Last week we held our annual Watty Bowes Society reception. Named after Watty Bowes, a long time supporter of our program, the Society consists of JSC’s leading donors and supporters. During the reception current corps member Reid Russom offered the following reflection on his time in the program thus far.
When people ask me what exactly it is that I’m doing this year, I always have trouble coming up with an elevator pitch that can explain why I am a part of Johnson Service Corps. I tell my friends that I wanted to move to a new city and try something new. I tell mentors that I’m taking a year for personal growth and spiritual exploration. I emphasize to my mom that the internship will look good on my resume, even if the paycheck doesn’t look as good in my bank account.
But all of these explanations feel deeply inadequate, since they’re missing the core of what it has meant to be a Johnson Service Corps Member so far. To me, JSC is unique because its concept of community not only serves as a model for service year programs, but it also represents an alternative way of life that has the potential to heal many of the wounds that scar our culture today.
Now, I know that I don’t have to sell the concept of intentional community to this room, but it is a big claim to say that JSC’s model can be an instrument of change in our culture. And certainly on days when the dishes are piling up in the sink or our community meetings stretch past my ideal bedtime, I doubt whether this intentional community thing is anything more than a way to get eleven strangers to put up with each other for a year. So, let me explain myself.
The dominant culture and the people currently in power benefit when we are afraid of engaging with each other and when we are distracted from the present moment. This is so pervasive we hardly notice it happening; at times my constant urge to check out and coast through the events happening around me – to stop noticing and to stop searching – overwhelms me and I can’t be in the present. This happens when I have a project coming up at work or when I show up to Friday morning Formation running low on sleep and patience. But this year has taught me to push back against that urge, to look deeply and intentionally at my life and the world around me and to find ways in which I can engage with the inner light of the people in my life rather than blind myself to it.
I’ve been sitting for the past few weeks with the Peace Prayer of St. Francis, which a friend of mine has on their desk and to which they return in moments of stress. If I can paraphrase the prayer for a moment, it goes a little like:
“Lord, make me an instrument of your peace:
where there is hatred, let me sow love;
where there is injury; pardon;
where there is sadness, joy”
And, perhaps most importantly,
“Where there is despair, hope.”
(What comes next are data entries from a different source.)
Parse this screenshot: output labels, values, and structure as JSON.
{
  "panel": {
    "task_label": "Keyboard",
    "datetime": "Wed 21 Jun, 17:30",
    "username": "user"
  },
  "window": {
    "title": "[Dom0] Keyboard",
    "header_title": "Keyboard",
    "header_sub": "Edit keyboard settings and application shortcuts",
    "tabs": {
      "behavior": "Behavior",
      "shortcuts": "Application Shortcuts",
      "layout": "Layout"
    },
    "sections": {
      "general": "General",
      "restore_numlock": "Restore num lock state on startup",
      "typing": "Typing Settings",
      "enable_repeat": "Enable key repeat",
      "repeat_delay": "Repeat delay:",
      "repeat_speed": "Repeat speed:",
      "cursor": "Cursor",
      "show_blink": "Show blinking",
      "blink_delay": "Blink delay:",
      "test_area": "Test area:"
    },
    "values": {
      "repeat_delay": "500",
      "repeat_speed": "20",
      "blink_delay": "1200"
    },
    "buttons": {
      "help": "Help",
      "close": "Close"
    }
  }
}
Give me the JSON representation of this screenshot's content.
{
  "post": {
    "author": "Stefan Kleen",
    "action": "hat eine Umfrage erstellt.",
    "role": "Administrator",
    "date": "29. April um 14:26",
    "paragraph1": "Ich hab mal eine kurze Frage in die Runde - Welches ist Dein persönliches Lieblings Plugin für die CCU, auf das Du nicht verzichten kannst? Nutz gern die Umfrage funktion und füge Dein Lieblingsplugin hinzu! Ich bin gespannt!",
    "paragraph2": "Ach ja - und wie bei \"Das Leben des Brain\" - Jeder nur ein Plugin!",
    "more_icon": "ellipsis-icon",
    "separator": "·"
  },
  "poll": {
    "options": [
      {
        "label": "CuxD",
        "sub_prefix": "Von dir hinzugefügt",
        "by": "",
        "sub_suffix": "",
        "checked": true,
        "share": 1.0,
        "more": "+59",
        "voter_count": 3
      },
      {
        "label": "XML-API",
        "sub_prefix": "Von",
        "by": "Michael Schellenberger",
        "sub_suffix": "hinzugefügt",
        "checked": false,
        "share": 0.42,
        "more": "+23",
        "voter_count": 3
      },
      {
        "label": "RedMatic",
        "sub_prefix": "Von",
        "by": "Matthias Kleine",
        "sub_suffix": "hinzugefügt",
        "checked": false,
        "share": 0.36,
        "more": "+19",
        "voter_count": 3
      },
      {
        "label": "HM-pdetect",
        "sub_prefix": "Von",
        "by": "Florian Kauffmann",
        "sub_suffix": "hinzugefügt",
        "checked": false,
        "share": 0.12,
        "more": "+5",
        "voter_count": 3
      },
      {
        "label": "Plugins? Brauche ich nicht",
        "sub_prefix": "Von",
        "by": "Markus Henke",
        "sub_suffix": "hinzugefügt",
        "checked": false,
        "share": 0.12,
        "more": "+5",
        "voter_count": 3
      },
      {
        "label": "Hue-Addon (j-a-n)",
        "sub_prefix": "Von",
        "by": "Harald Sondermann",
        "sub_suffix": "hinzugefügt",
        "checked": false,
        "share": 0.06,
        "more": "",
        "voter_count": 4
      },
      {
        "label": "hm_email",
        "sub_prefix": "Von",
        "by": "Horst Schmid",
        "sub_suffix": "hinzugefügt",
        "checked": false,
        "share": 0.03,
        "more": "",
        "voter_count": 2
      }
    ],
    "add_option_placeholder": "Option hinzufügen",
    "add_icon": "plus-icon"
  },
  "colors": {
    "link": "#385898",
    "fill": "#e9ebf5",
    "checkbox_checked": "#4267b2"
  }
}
Through our year of intentional community, my fellow Corps Members and I have been put in situations time and again where we can be instruments of peace, whether that is in our houses, in our job placements, or in the world outside our program. Sometimes these moments have been small: a Christmas gift exchange where we were forced to get creative with a $10 budget, but still gave deeply personal and thoughtful gifts to each other. Others have the potential to be much larger, such as our upcoming Praxis service project, in which we’ll aim to impact a community in the Triangle.
Board members, JSC alumni, donors, and JSC Staff: each of you is here because you have chosen to be a part of this unique community. So, in the same way that all of you have so generously welcomed us to the Johnson Service Corps community this year, I extend the same invitation back: join us in building a community that pushes back against the hyper-individualism, the distraction, and the ladder-climbing obsession of our culture. Help us build a community that finds the Divine light in each of us. Help us be co-creators of justice and reconciliation in the world around us. Share in this journey with us. We can’t do it without you.
In that spirit I’m reminded of the final words of St. Francis’ prayer:
“Grant that I may not so much seek
to be consoled as to console,
to be understood as to understand,
to be loved as to love.
For it is in giving that we receive,
it is in pardoning that we are pardoned,
and it is in dying that we are born to eternal life.”
That is what this community means to me, and that is what I hope each of you can find here.